(Beginning of Given records)
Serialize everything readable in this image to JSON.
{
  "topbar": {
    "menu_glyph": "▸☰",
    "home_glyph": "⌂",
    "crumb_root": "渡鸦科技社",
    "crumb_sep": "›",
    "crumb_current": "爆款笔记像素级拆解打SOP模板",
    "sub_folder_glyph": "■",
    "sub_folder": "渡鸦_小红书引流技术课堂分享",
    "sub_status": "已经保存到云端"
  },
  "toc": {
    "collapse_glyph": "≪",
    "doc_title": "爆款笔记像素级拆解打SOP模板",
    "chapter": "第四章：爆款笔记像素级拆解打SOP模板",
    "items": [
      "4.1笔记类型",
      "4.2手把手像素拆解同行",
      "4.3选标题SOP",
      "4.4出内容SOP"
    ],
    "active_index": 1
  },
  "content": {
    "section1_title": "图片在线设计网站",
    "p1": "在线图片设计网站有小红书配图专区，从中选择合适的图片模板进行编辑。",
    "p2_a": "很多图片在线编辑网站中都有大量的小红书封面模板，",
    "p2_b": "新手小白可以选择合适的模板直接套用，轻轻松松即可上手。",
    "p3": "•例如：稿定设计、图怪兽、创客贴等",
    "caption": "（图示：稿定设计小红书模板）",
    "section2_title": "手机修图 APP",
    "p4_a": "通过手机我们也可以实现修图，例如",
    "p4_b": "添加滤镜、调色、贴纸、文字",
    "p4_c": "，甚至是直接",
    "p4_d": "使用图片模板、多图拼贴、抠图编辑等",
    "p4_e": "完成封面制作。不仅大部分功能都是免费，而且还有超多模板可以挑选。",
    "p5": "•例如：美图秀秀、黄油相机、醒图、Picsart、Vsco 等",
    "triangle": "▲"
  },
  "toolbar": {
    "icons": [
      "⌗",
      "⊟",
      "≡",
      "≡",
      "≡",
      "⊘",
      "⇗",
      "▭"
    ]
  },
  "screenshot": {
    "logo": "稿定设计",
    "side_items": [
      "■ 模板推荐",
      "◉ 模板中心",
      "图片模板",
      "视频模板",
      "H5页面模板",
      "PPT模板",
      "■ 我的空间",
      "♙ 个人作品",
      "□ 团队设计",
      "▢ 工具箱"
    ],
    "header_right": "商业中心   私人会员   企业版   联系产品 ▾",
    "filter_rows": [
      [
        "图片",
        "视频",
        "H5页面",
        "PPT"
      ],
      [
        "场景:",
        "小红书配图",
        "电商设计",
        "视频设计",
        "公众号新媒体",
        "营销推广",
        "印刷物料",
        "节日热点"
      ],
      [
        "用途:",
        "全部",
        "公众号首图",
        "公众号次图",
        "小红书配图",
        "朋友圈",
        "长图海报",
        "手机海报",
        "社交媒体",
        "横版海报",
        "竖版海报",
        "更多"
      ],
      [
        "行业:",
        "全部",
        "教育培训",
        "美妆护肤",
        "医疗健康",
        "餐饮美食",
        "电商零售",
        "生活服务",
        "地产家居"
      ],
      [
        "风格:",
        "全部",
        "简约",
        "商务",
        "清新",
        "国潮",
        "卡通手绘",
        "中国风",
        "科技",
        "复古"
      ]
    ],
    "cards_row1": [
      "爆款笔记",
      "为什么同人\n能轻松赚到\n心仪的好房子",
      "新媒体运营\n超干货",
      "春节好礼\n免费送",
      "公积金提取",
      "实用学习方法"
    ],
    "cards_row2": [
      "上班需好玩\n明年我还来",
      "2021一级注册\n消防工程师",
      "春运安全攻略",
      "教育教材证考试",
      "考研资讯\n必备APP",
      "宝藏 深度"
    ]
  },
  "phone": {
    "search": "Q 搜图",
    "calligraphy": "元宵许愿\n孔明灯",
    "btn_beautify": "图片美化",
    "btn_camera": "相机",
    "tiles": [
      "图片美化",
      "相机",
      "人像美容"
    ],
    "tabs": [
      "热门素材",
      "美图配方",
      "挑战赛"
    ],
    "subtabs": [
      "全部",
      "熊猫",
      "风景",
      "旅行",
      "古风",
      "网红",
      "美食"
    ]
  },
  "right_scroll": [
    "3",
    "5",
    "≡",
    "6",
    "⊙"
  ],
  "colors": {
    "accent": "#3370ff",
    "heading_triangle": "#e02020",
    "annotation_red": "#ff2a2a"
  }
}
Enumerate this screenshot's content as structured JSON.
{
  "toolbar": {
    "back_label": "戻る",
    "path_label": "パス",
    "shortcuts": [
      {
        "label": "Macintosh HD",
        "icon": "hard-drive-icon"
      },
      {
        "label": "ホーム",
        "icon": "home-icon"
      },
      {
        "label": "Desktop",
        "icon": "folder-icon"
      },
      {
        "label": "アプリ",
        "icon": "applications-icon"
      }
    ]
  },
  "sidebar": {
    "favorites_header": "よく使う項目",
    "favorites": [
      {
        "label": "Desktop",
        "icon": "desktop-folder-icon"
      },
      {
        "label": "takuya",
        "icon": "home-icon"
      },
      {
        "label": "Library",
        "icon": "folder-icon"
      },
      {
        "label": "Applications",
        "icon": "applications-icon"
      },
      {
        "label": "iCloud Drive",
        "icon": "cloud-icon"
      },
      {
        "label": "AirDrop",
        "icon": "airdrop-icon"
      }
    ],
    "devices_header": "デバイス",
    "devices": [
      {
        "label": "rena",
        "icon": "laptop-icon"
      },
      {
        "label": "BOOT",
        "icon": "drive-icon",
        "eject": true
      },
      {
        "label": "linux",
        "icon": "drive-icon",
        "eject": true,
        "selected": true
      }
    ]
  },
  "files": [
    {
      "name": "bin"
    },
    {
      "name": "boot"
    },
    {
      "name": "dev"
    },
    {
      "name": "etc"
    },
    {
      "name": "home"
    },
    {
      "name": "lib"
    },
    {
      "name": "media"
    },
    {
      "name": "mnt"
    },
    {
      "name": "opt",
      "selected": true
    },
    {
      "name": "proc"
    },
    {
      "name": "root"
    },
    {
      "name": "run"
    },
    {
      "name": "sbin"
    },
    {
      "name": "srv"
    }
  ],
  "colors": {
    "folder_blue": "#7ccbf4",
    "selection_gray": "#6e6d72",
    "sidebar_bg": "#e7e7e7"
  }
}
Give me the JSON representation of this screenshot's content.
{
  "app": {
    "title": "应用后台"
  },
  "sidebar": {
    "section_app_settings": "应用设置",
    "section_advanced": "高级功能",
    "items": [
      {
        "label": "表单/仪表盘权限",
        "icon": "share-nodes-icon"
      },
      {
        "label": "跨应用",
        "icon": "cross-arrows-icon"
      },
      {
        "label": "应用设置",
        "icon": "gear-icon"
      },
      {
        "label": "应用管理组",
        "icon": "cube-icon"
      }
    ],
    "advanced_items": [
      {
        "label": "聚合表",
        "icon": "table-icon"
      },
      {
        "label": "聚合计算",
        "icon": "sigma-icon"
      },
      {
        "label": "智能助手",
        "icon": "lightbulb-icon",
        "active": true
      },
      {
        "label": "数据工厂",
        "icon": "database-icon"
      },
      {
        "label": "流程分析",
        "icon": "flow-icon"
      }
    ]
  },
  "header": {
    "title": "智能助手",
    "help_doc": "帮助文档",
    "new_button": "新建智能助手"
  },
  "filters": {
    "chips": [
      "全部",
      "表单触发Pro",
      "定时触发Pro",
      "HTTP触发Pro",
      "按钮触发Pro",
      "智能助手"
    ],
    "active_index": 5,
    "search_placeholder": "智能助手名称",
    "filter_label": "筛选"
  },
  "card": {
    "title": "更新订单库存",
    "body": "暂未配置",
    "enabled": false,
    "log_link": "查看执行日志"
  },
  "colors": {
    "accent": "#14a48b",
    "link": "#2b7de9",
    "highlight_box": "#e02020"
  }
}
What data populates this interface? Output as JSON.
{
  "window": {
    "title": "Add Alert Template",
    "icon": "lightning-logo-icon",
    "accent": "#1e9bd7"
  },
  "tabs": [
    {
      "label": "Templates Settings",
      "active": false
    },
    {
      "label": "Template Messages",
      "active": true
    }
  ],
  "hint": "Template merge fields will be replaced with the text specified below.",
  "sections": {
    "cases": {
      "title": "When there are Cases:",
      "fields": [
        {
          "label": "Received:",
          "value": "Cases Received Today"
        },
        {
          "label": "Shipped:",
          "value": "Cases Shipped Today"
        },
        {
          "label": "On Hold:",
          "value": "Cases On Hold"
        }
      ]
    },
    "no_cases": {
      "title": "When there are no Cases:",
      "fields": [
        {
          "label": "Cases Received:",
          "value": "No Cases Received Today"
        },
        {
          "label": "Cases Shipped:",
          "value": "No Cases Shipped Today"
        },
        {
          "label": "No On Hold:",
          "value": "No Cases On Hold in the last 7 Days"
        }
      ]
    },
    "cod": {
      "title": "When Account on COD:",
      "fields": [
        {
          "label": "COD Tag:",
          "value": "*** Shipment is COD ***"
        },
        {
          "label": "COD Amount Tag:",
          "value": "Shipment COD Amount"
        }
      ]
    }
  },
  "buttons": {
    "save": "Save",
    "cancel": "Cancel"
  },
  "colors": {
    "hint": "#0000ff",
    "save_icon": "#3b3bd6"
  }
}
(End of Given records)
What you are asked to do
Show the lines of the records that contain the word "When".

Solved problem
      "title": "When there are Cases:",
      "title": "When there are no Cases:",
      "title": "When Account on COD:",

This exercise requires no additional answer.